And here's where things get annoying: Setting aside the issue of two mothers being subjected to such degrading treatment, we've got a spokesperson for an elected official who's decided she doesn't have the inclination or obligation to explain to the public why the man they hired for the job is making certain decisions.
Look, it's 2015, and we really don't relish writing a story about why two parents can't be considered parents. Frankly, it's absurd. It boggles the mind even to have to ask such questions, but we're not the ones calling the shots. Paxton is. And if Paxton believes the law states that the Jorgesons are not automatically afforded the right to an accurate birth certificate, then his office's flacks need to be told how to articulate that to the public. Their job, in part, is to explain to the public why the Attorney General does stuff — and if that stuff is based on an interpretation of the Texas Family Code, then his office's flacks need to have those portions of the Code at the ready. If that stuff is based on bull-headed bigotry, then his office's flacks should be prepared to say just that.
Meanwhile, Pittman tells us, "Leigh and Robin brought their newest son home from the hospital today, but as things stand right now, Leigh is only the legal parent of their first son (by virtue of the adoption in 2013) and is not currently a legal parent of their second son, despite the fact that he was conceived using her genetic material and Texas now must recognize Leigh and Robin's marriage. If something were to happen to Robin, Leigh would not be guaranteed to be appointed as their youngest son's guardian or conservator, even though he is her genetic child. And as things stand, Leigh will need to get a court order to be a legal parent of her own genetic offspring."
Pittman's co-counsel at Lambda Legal sent a letter to the federal judge presiding over Wednesday's contempt hearing, asking for the opportunity to address the court regarding the Jorgesons' situation.
All of this because two parents simply requested to be legally recognized as such, and were refused for reasons that are still unclear. Sounds pretty contemptuous to us.
Update, August 11: U.S. District Court Judge Orlando Garcia issued an order Aug. 10 stating that he "held a telephonic status conference" with the parties involved in the James H. Stone-Hoskins death certificate issue, for which Paxton was to appear in court Aug. 12. The order states that Paxton advised Garcia that the "Department of State Health Services is working diligently to finalize policies that should prevent the recurrence of these issues in the future."
The Aug. 12 hearing was rescheduled for Sept.10, which would "allow the parties to continue their efforts toward a global resolution of the issues that [Stone-Hoskins] and others have reportedly encountered." A more detailed order will be released "within the next two days."
Pittman is cautiously optimistic. He told us via email that, "Due in large part to Leigh and Robin Jorgeson refusing to take 'no' for an answer when they were denied accurate birth certificates for their children, the State has indicated that it will be changing its policies for all similarly situated couples....The Attorney General's office has indicated that they will release draft guidelines to outline the process for the DSHS to issue accurate birth and death records, and the attorneys for the parties will have a chance to review the guidelines."

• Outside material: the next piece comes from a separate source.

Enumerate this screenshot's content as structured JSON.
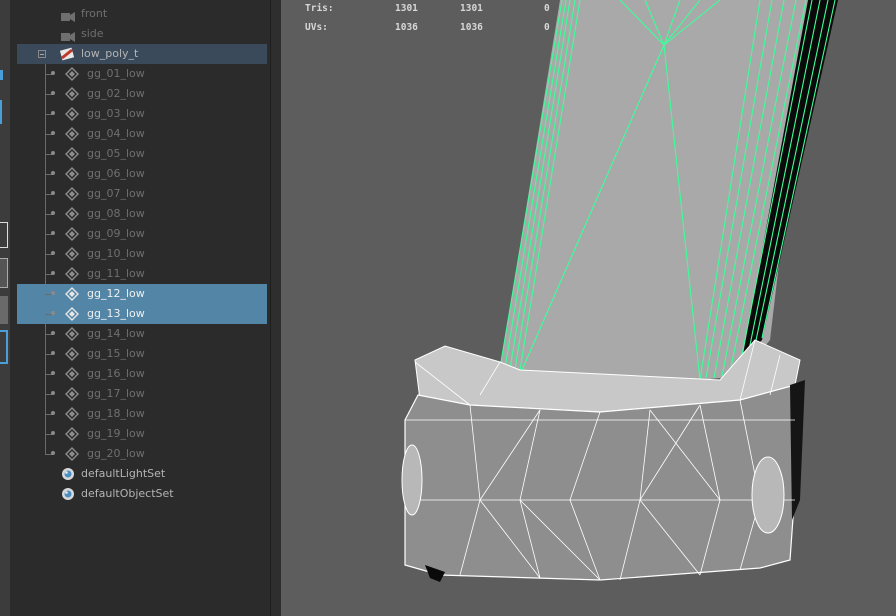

He added: "If the guidelines accurately reflect an adherence to state and federal law, the issue will be settled and all same-sex couples will have access to accurate records without the need to bring a Federal lawsuit. If the guidelines do not accurately reflect the legal realities, the State can still be held in contempt. While the issue is still unsettled as of this writing, it does appear that the very real prospect of a contempt finding has forced the State to recognize that same-sex couples are entitled to the same rights of any other couple under state and federal law."